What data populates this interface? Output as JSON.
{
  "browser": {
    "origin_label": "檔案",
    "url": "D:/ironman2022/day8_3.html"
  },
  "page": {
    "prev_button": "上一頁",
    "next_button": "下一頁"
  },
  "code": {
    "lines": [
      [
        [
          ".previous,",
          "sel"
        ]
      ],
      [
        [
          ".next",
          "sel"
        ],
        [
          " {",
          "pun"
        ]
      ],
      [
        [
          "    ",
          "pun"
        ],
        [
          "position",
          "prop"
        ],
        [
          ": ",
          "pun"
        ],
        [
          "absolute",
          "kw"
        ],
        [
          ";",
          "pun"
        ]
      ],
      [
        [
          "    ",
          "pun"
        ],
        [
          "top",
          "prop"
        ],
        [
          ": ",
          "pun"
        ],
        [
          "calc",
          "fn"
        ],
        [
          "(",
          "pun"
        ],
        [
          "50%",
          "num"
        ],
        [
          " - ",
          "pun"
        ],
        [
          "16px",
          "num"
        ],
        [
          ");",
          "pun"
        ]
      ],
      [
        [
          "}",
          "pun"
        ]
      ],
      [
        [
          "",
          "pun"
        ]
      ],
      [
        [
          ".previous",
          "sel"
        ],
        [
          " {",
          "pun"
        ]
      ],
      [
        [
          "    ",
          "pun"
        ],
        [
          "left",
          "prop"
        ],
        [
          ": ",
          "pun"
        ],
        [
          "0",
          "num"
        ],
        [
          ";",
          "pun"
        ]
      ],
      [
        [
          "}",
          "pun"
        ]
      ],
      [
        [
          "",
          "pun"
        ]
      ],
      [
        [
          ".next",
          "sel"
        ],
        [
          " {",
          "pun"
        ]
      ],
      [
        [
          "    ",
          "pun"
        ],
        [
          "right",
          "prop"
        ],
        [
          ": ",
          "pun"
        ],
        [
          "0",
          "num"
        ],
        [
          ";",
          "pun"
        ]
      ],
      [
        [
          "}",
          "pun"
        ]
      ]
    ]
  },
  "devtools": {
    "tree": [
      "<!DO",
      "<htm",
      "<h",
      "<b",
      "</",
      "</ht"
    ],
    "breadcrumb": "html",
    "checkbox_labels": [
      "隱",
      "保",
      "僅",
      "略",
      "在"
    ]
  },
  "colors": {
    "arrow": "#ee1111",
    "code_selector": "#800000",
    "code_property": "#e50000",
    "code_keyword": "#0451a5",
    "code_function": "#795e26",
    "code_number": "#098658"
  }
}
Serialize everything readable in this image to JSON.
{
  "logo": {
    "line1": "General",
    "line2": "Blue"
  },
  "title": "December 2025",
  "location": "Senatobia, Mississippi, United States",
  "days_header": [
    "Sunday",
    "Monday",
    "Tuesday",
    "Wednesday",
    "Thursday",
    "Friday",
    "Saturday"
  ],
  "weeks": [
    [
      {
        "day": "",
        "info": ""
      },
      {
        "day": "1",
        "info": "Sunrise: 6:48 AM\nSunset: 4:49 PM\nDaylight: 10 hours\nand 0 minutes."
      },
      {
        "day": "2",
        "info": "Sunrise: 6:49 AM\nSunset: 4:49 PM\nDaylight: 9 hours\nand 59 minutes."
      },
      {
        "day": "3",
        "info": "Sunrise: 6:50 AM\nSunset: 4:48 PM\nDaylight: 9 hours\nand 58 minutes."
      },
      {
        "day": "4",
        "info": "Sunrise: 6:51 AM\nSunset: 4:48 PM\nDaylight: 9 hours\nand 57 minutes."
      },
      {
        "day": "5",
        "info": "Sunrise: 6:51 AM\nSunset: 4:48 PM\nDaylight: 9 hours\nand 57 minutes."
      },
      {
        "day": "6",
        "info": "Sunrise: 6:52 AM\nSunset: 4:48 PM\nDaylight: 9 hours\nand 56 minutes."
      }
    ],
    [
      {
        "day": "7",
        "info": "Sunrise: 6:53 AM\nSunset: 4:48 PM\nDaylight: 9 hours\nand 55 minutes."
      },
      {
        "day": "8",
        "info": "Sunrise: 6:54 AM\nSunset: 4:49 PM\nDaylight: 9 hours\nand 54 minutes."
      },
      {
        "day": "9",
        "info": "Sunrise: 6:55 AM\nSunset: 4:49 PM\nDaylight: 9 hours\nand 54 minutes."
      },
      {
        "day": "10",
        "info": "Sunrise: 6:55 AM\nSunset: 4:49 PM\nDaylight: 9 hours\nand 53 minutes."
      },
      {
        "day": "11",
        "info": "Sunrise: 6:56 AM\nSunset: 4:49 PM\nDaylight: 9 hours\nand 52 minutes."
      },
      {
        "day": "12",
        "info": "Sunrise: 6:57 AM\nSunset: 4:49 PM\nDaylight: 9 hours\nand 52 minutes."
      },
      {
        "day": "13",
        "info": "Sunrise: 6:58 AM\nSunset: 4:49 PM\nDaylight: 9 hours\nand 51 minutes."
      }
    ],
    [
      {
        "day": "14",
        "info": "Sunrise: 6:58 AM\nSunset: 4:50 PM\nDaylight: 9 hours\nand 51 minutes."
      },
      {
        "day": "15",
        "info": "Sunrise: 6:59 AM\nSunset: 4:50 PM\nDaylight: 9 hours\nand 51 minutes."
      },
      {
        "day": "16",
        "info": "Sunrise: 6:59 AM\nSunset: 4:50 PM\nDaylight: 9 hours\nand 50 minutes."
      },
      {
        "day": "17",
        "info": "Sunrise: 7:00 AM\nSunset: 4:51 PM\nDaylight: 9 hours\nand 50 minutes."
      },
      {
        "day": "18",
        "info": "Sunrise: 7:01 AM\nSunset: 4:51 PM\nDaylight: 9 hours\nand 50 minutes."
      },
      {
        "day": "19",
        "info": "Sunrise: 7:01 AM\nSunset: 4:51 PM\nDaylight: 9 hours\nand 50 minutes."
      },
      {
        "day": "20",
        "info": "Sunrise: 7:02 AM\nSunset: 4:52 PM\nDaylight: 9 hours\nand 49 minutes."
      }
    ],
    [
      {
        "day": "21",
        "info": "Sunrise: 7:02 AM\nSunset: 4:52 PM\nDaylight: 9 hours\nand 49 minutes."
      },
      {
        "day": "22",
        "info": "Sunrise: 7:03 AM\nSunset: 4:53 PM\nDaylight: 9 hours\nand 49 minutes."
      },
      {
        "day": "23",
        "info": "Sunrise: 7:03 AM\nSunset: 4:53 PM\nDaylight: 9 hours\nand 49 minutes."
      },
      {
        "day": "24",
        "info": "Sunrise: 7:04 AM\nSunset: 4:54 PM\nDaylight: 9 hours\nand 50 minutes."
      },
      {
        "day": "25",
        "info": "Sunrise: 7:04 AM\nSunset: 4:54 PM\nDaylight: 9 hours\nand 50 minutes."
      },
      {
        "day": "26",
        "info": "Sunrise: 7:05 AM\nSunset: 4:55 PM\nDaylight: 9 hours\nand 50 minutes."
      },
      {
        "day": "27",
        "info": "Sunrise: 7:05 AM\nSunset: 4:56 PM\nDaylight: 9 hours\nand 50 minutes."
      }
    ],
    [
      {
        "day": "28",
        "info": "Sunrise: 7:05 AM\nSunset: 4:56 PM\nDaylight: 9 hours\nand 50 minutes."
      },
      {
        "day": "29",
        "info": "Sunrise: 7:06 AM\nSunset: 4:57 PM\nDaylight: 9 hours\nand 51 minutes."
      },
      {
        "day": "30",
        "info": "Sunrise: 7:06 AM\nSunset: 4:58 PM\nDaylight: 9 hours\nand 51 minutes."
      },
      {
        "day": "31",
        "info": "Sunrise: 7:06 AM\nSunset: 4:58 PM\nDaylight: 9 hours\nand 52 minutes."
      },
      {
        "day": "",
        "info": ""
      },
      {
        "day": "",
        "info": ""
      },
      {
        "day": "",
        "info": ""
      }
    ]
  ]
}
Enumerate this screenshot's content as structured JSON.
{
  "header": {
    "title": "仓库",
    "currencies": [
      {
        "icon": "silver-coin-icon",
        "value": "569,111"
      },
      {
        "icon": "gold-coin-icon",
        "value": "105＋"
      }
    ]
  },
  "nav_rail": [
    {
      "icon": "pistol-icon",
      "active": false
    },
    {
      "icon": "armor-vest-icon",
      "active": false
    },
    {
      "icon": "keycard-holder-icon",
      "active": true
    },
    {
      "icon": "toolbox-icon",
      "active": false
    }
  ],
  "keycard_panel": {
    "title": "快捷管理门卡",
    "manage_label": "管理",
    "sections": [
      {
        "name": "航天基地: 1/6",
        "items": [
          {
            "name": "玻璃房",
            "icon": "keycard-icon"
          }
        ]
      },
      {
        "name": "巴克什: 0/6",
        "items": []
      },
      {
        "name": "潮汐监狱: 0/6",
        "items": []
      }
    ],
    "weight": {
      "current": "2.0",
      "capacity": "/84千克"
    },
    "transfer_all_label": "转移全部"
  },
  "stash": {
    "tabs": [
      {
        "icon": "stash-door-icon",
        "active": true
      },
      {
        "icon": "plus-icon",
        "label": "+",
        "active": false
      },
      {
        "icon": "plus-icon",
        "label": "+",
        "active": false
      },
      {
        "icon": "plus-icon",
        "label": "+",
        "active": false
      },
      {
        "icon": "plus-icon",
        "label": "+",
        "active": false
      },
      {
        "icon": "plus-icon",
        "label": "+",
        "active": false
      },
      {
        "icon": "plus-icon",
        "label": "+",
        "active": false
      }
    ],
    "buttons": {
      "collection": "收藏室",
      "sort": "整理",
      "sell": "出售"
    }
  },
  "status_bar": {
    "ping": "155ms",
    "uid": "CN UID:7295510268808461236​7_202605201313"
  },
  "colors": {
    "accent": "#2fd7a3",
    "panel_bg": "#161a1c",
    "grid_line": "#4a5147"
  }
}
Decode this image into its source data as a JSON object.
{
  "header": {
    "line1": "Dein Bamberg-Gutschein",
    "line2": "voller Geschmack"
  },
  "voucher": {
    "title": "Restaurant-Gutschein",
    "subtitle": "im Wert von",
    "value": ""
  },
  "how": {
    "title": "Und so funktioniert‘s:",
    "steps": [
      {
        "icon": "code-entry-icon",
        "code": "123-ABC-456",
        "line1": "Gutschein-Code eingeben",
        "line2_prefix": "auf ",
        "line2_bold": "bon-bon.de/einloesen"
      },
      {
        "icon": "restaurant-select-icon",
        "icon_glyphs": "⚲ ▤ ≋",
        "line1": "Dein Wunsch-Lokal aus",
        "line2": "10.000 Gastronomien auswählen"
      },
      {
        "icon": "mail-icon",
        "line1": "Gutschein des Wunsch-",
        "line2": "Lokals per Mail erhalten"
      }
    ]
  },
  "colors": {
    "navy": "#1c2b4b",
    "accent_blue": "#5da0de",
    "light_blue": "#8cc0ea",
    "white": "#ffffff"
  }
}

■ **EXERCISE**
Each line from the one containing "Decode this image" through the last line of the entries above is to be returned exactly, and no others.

■ **TASK RESPONSE**
Decode this image into its source data as a JSON object.
{
  "header": {
    "line1": "Dein Bamberg-Gutschein",
    "line2": "voller Geschmack"
  },
  "voucher": {
    "title": "Restaurant-Gutschein",
    "subtitle": "im Wert von",
    "value": ""
  },
  "how": {
    "title": "Und so funktioniert‘s:",
    "steps": [
      {
        "icon": "code-entry-icon",
        "code": "123-ABC-456",
        "line1": "Gutschein-Code eingeben",
        "line2_prefix": "auf ",
        "line2_bold": "bon-bon.de/einloesen"
      },
      {
        "icon": "restaurant-select-icon",
        "icon_glyphs": "⚲ ▤ ≋",
        "line1": "Dein Wunsch-Lokal aus",
        "line2": "10.000 Gastronomien auswählen"
      },
      {
        "icon": "mail-icon",
        "line1": "Gutschein des Wunsch-",
        "line2": "Lokals per Mail erhalten"
      }
    ]
  },
  "colors": {
    "navy": "#1c2b4b",
    "accent_blue": "#5da0de",
    "light_blue": "#8cc0ea",
    "white": "#ffffff"
  }
}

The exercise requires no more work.